The line tracker kit consists of three sensor modules.
A line tracker mostly consists of an infrared light sensor and an infrared LED. It functions by illuminating a surface with infrared light; the sensor then picks up the reflected infrared radiation and, based on its intensity, determines the reflectivity of the surface in question. Lightly colored surfaces will reflect more light than dark surfaces; therefore, lightly colored surfaces will appear brighter to the sensor. This allows the sensor to detect a dark line on a pale surface, or a pale line on a dark surface.
The line tracker allows your robot to follow a pre-marked path and allows humans to indirectly control the robot while it is autonomous.
The line tracker enables a robot to autonomously navigate a line-marked path. By drawing a line in front of a robot outfitted with a line tracker, one can dictate the robot’s patch by showing it where to go without using a remote controller. A typical application uses three line trackers, with the middle sensor aligned directly above the intended line.
The range for the line tracker is approximately 0.02 to 0.25in (from the ground) with optimum sensitivity at 3 mm (about 1/8 inch). The minimum line width it can detect is 0.25in.
The line tracker is an analog sensor, meaning that it can output many more values within its range of potential values (in this case, from 0-5V) than a digital sensor, which would output only a handful of discrete values in the range (e.g., 1, 2, 3, 4, and 5V), as is the case for a digital sensor.
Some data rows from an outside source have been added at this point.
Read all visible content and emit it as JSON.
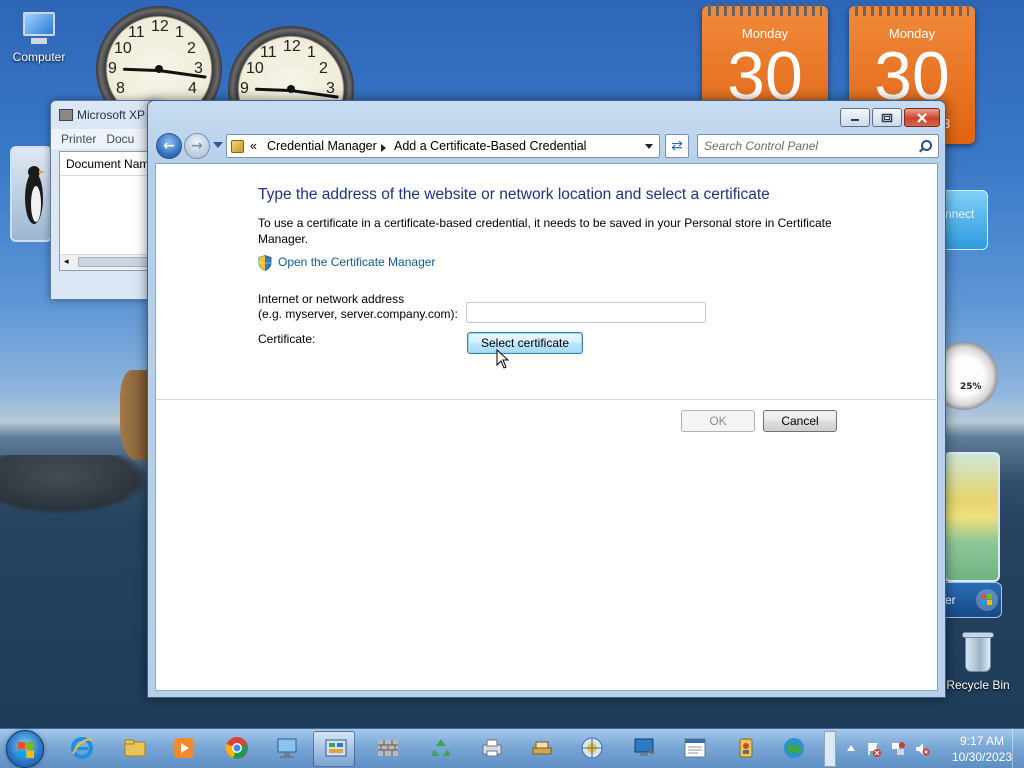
{
  "desktop": {
    "icons": {
      "computer": "Computer",
      "recycle_bin": "Recycle Bin"
    },
    "calendars": [
      {
        "day": "Monday",
        "date": "30"
      },
      {
        "day": "Monday",
        "date": "30"
      }
    ],
    "clocks": [
      {
        "numbers": [
          "12",
          "1",
          "2",
          "3",
          "4",
          "8",
          "9",
          "10",
          "11"
        ]
      },
      {
        "numbers": [
          "12",
          "1",
          "2",
          "3",
          "9",
          "10",
          "11"
        ]
      }
    ],
    "gadget_fragments": {
      "connect": "nnect",
      "meter": "25%",
      "calendar_tail": "3",
      "media_center": "er"
    }
  },
  "background_window": {
    "title": "Microsoft XP",
    "menu": [
      "Printer",
      "Docu"
    ],
    "column_header": "Document Nam"
  },
  "window": {
    "controls": [
      "minimize",
      "maximize",
      "close"
    ],
    "breadcrumb": {
      "overflow": "«",
      "items": [
        "Credential Manager",
        "Add a Certificate-Based Credential"
      ]
    },
    "search": {
      "placeholder": "Search Control Panel",
      "icon": "search-icon"
    },
    "heading": "Type the address of the website or network location and select a certificate",
    "description": "To use a certificate in a certificate-based credential, it needs to be saved in your Personal store in Certificate Manager.",
    "certificate_manager_link": "Open the Certificate Manager",
    "address_label_line1": "Internet or network address",
    "address_label_line2": "(e.g. myserver, server.company.com):",
    "address_value": "",
    "certificate_label": "Certificate:",
    "select_certificate_button": "Select certificate",
    "ok_button": "OK",
    "cancel_button": "Cancel"
  },
  "taskbar": {
    "pinned": [
      "internet-explorer-icon",
      "windows-explorer-icon",
      "media-player-icon",
      "chrome-icon",
      "network-icon",
      "control-panel-icon",
      "firewall-icon",
      "recycle-icon",
      "printer-icon",
      "tools-icon",
      "accessibility-icon",
      "computer-management-icon",
      "event-viewer-icon",
      "credential-icon",
      "globe-icon"
    ],
    "clock": {
      "time": "9:17 AM",
      "date": "10/30/2023"
    }
  },
  "colors": {
    "heading": "#1e3287",
    "link": "#0b5c96",
    "calendar": "#e06414"
  }
}
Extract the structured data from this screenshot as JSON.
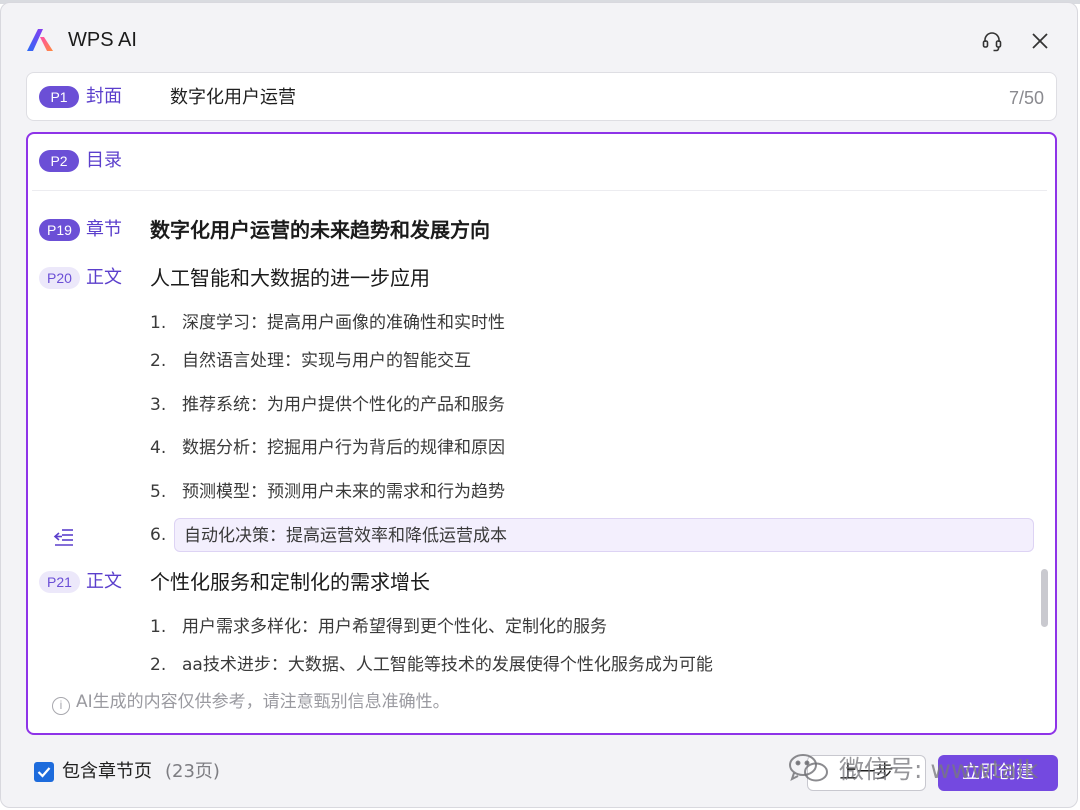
{
  "app": {
    "title": "WPS AI"
  },
  "cover": {
    "badge": "P1",
    "type": "封面",
    "text": "数字化用户运营",
    "counter": "7/50"
  },
  "toc": {
    "badge": "P2",
    "type": "目录"
  },
  "sections": [
    {
      "badge": "P19",
      "type": "章节",
      "heading": "数字化用户运营的未来趋势和发展方向"
    },
    {
      "badge": "P20",
      "type": "正文",
      "heading": "人工智能和大数据的进一步应用",
      "items": [
        {
          "num": "1.",
          "text": "深度学习：提高用户画像的准确性和实时性"
        },
        {
          "num": "2.",
          "text": "自然语言处理：实现与用户的智能交互"
        },
        {
          "num": "3.",
          "text": "推荐系统：为用户提供个性化的产品和服务"
        },
        {
          "num": "4.",
          "text": "数据分析：挖掘用户行为背后的规律和原因"
        },
        {
          "num": "5.",
          "text": "预测模型：预测用户未来的需求和行为趋势"
        },
        {
          "num": "6.",
          "text": "自动化决策：提高运营效率和降低运营成本"
        }
      ]
    },
    {
      "badge": "P21",
      "type": "正文",
      "heading": "个性化服务和定制化的需求增长",
      "items": [
        {
          "num": "1.",
          "text": "用户需求多样化：用户希望得到更个性化、定制化的服务"
        },
        {
          "num": "2.",
          "text": "aa技术进步：大数据、人工智能等技术的发展使得个性化服务成为可能"
        }
      ]
    }
  ],
  "disclaimer": "AI生成的内容仅供参考，请注意甄别信息准确性。",
  "footer": {
    "checkbox_label": "包含章节页",
    "pages": "(23页)",
    "prev_label": "上一步",
    "create_label": "立即创建",
    "watermark": "微信号: wwwtalk"
  },
  "colors": {
    "accent": "#6b4fd6",
    "panel_border": "#8e33e8",
    "primary_button": "#7449e0",
    "checkbox": "#1d6bdc"
  }
}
This range of output from 0-5V is sent to the microcontroller, which translates it into a corresponding range of integer values from 0 to full scale. Full scale is 1023 for 10-bit Analog-to-Digital values such as with easyC or ROBOTC for PIC, 4095 for 12-bit values such as with ROBOTC for Cortex and 255 for 8-bit values such as with MPLAB. When using the Cortex Microcontroller, typical white/black/"away from everything values" will be 38/662/770 for easyC, 153/2650/3076 for ROBOTC and 9/166/192 for 8-bit values. When using the PIC Microcontroller, typical white/black/"away from everything values" will be 38/882/1012 for both easyC and ROBOTC and 9/220/253 for 8-bit values
For this particular sensor, the output will be low when the surface is pale or highly reflective and high when the surface is dark and absorbs infrared energy.
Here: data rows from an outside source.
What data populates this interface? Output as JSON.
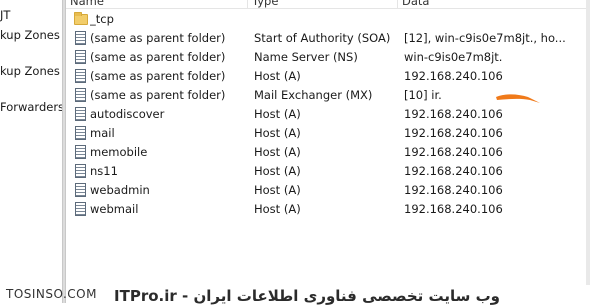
{
  "tree": {
    "items": [
      "JT",
      "kup Zones",
      "kup Zones",
      "Forwarders"
    ]
  },
  "columns": {
    "name": "Name",
    "type": "Type",
    "data": "Data"
  },
  "rows": [
    {
      "icon": "folder-icon",
      "name": "_tcp",
      "type": "",
      "data": ""
    },
    {
      "icon": "record-icon",
      "name": "(same as parent folder)",
      "type": "Start of Authority (SOA)",
      "data": "[12], win-c9is0e7m8jt., ho..."
    },
    {
      "icon": "record-icon",
      "name": "(same as parent folder)",
      "type": "Name Server (NS)",
      "data": "win-c9is0e7m8jt."
    },
    {
      "icon": "record-icon",
      "name": "(same as parent folder)",
      "type": "Host (A)",
      "data": "192.168.240.106"
    },
    {
      "icon": "record-icon",
      "name": "(same as parent folder)",
      "type": "Mail Exchanger (MX)",
      "data": "[10]         ir."
    },
    {
      "icon": "record-icon",
      "name": "autodiscover",
      "type": "Host (A)",
      "data": "192.168.240.106"
    },
    {
      "icon": "record-icon",
      "name": "mail",
      "type": "Host (A)",
      "data": "192.168.240.106"
    },
    {
      "icon": "record-icon",
      "name": "memobile",
      "type": "Host (A)",
      "data": "192.168.240.106"
    },
    {
      "icon": "record-icon",
      "name": "ns11",
      "type": "Host (A)",
      "data": "192.168.240.106"
    },
    {
      "icon": "record-icon",
      "name": "webadmin",
      "type": "Host (A)",
      "data": "192.168.240.106"
    },
    {
      "icon": "record-icon",
      "name": "webmail",
      "type": "Host (A)",
      "data": "192.168.240.106"
    }
  ],
  "footer": {
    "left_watermark": "TOSINSO.COM",
    "right_watermark": "ITPro.ir - وب سایت تخصصی فناوری اطلاعات ایران"
  },
  "colors": {
    "redaction": "#f07a1a"
  }
}
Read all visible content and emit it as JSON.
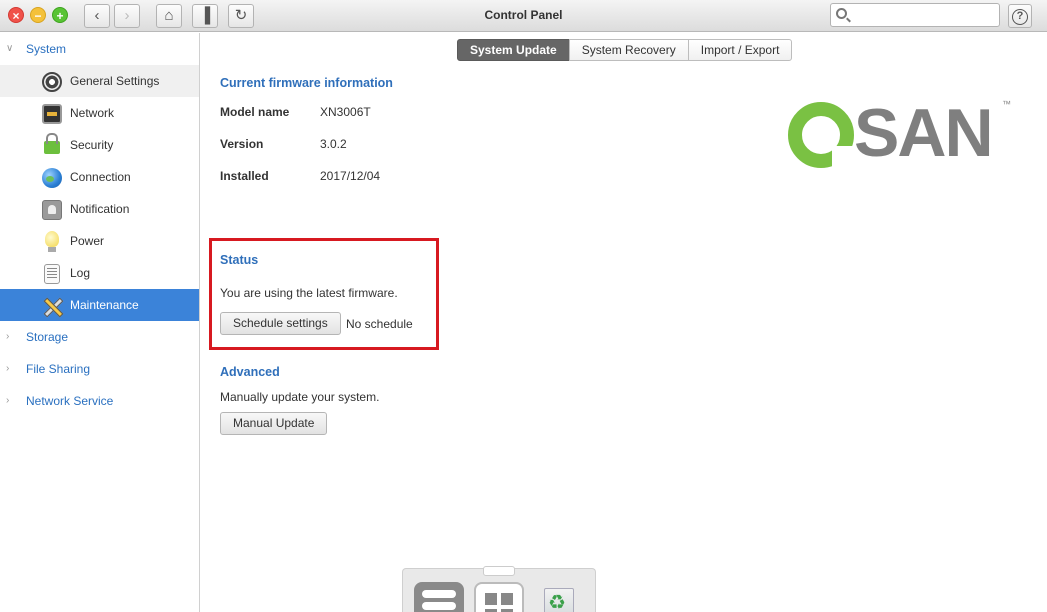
{
  "window": {
    "title": "Control Panel",
    "controls": {
      "close": "×",
      "minimize": "−",
      "maximize": "+"
    },
    "nav": {
      "back": "‹",
      "forward": "›",
      "home": "⌂",
      "layout": "▐",
      "refresh": "↻"
    },
    "search": {
      "placeholder": "",
      "value": ""
    },
    "help": "?"
  },
  "sidebar": {
    "groups": [
      {
        "label": "System",
        "expanded": true,
        "chevron": "∨"
      },
      {
        "label": "Storage",
        "expanded": false,
        "chevron": "›"
      },
      {
        "label": "File Sharing",
        "expanded": false,
        "chevron": "›"
      },
      {
        "label": "Network Service",
        "expanded": false,
        "chevron": "›"
      }
    ],
    "system_items": [
      {
        "label": "General Settings",
        "icon": "gear-icon"
      },
      {
        "label": "Network",
        "icon": "network-icon"
      },
      {
        "label": "Security",
        "icon": "lock-icon"
      },
      {
        "label": "Connection",
        "icon": "globe-icon"
      },
      {
        "label": "Notification",
        "icon": "bell-icon"
      },
      {
        "label": "Power",
        "icon": "bulb-icon"
      },
      {
        "label": "Log",
        "icon": "log-icon"
      },
      {
        "label": "Maintenance",
        "icon": "tools-icon",
        "active": true
      }
    ]
  },
  "tabs": [
    {
      "label": "System Update",
      "active": true
    },
    {
      "label": "System Recovery"
    },
    {
      "label": "Import / Export"
    }
  ],
  "firmware": {
    "heading": "Current firmware information",
    "model_label": "Model name",
    "model_value": "XN3006T",
    "version_label": "Version",
    "version_value": "3.0.2",
    "installed_label": "Installed",
    "installed_value": "2017/12/04"
  },
  "logo": {
    "text": "SAN",
    "tm": "™"
  },
  "status": {
    "heading": "Status",
    "message": "You are using the latest firmware.",
    "schedule_button": "Schedule settings",
    "schedule_value": "No schedule"
  },
  "advanced": {
    "heading": "Advanced",
    "message": "Manually update your system.",
    "manual_button": "Manual Update"
  },
  "colors": {
    "accent": "#3b83d9",
    "link": "#2f6fba",
    "highlight_box": "#d71920",
    "logo_green": "#7ac143",
    "logo_gray": "#7f7f7f"
  }
}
Note:There is an error on the Inventor's Guide insert packaged with older Line Follower Kits. It calls out an optimal range of 0.02 - 1.0 inches. The optimal range is 3 millimeters.
- Sensor Type
- Infrared light sensor and infrared LED
- Line width
- 0.25in minimum; optimal line width is 0.5in
- Optimal Range
- 3mm (just under 1/8in), effectiveness drops off by approx. a factor of 10 at 5/8in
- Response Frequency
- Light Source
- GaAs infrared LED with a peak wavelength of 940nm
- Si phototransistor with a sensing wavelength of 850nm (max)
- Black - ground; Red - (+) power; White - control signal
easyC Sample Code
CMU Robotics Academy Resources